_What the exercise asks_
Go through the records below line by line. Count the lines with "method" and give the count alone.

Web page and app entries
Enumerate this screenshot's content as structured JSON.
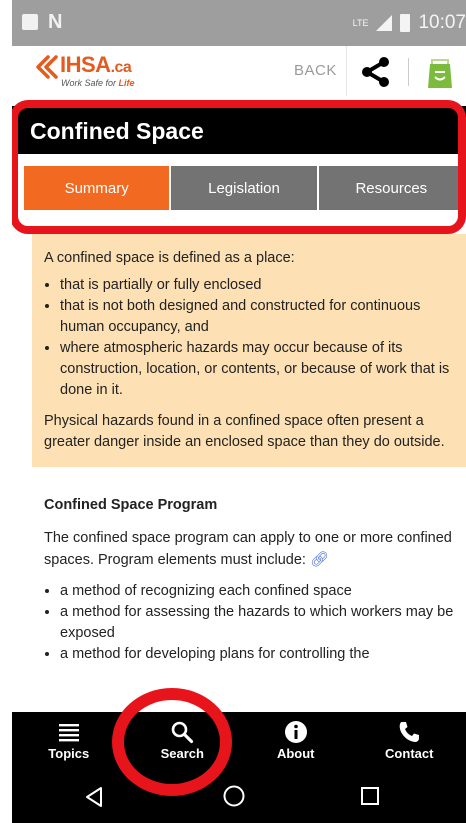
{
  "status_bar": {
    "time": "10:07",
    "network": "LTE"
  },
  "header": {
    "logo_text": "IHSA",
    "logo_suffix": ".ca",
    "logo_tagline_prefix": "Work Safe for ",
    "logo_tagline_accent": "Life",
    "back_label": "BACK",
    "icons": [
      "share-icon",
      "shopping-bag-icon"
    ]
  },
  "page": {
    "title": "Confined Space",
    "tabs": [
      {
        "label": "Summary",
        "active": true
      },
      {
        "label": "Legislation",
        "active": false
      },
      {
        "label": "Resources",
        "active": false
      }
    ]
  },
  "content": {
    "intro": "A confined space is defined as a place:",
    "bullets": [
      "that is partially or fully enclosed",
      "that is not both designed and constructed for continuous human occupancy, and",
      "where atmospheric hazards may occur because of its construction, location, or contents, or because of work that is done in it."
    ],
    "note": "Physical hazards found in a confined space often present a greater danger inside an enclosed space than they do outside.",
    "program_heading": "Confined Space Program",
    "program_text": "The confined space program can apply to one or more confined spaces. Program elements must include:",
    "program_bullets": [
      "a method of recognizing each confined space",
      "a method for assessing the hazards to which workers may be exposed",
      "a method for developing plans for controlling the"
    ]
  },
  "bottom_nav": [
    {
      "label": "Topics",
      "icon": "list-icon"
    },
    {
      "label": "Search",
      "icon": "search-icon"
    },
    {
      "label": "About",
      "icon": "info-icon"
    },
    {
      "label": "Contact",
      "icon": "phone-icon"
    }
  ],
  "colors": {
    "accent": "#f26a21",
    "tab_inactive": "#737373",
    "highlight_box": "#fde0b4",
    "annotation_red": "#e8141c"
  }
}
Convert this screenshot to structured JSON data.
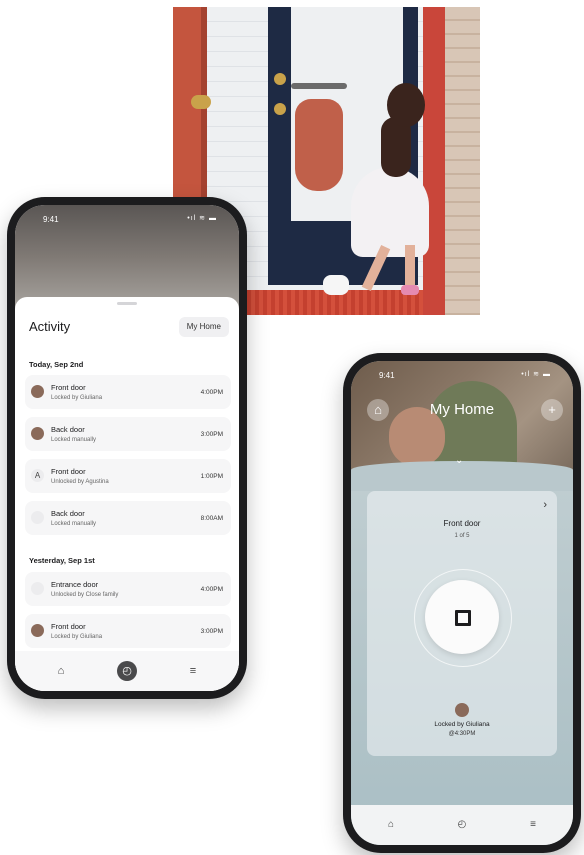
{
  "phone_activity": {
    "status": {
      "time": "9:41",
      "icons": "•ıl ≋ ▬"
    },
    "title": "Activity",
    "home_chip": "My Home",
    "sections": [
      {
        "date": "Today, Sep 2nd"
      },
      {
        "date": "Yesterday, Sep 1st"
      }
    ],
    "items": [
      {
        "name": "Front door",
        "sub": "Locked by Giuliana",
        "time": "4:00PM"
      },
      {
        "name": "Back door",
        "sub": "Locked manually",
        "time": "3:00PM"
      },
      {
        "name": "Front door",
        "sub": "Unlocked by Agustina",
        "time": "1:00PM",
        "letter": "A"
      },
      {
        "name": "Back door",
        "sub": "Locked manually",
        "time": "8:00AM"
      },
      {
        "name": "Entrance door",
        "sub": "Unlocked by Close family",
        "time": "4:00PM"
      },
      {
        "name": "Front door",
        "sub": "Locked by Giuliana",
        "time": "3:00PM"
      }
    ],
    "tabs": {
      "home": "⌂",
      "history": "◴",
      "settings": "≡"
    }
  },
  "phone_home": {
    "status": {
      "time": "9:41",
      "icons": "•ıl ≋ ▬"
    },
    "title": "My Home",
    "left_icon": "⌂",
    "right_icon": "+",
    "chevron": "⌄",
    "card": {
      "arrow": "›",
      "door_name": "Front door",
      "count": "1 of 5",
      "locked_by": "Locked by Giuliana",
      "locked_time": "@4:30PM"
    },
    "tabs": {
      "home": "⌂",
      "history": "◴",
      "settings": "≡"
    }
  },
  "icons": [
    "home-icon",
    "history-icon",
    "settings-icon",
    "lock-icon",
    "plus-icon",
    "chevron-down-icon",
    "chevron-right-icon"
  ]
}
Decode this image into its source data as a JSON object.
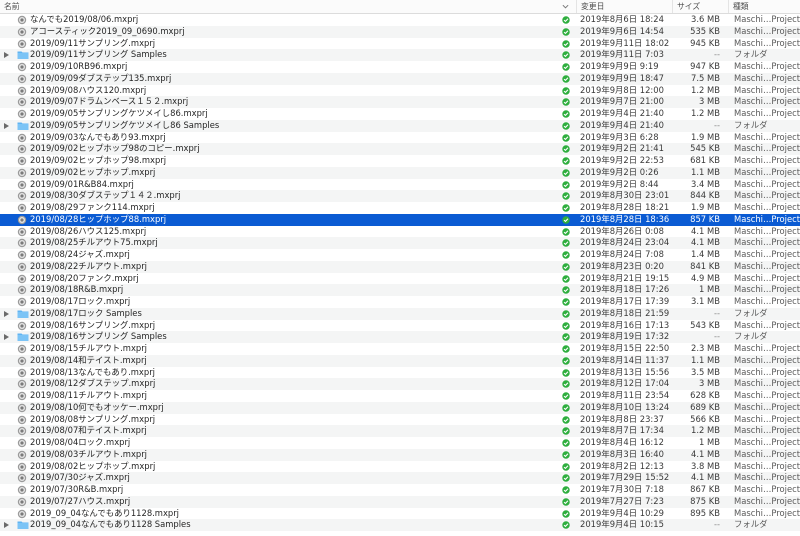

_Solution below_
3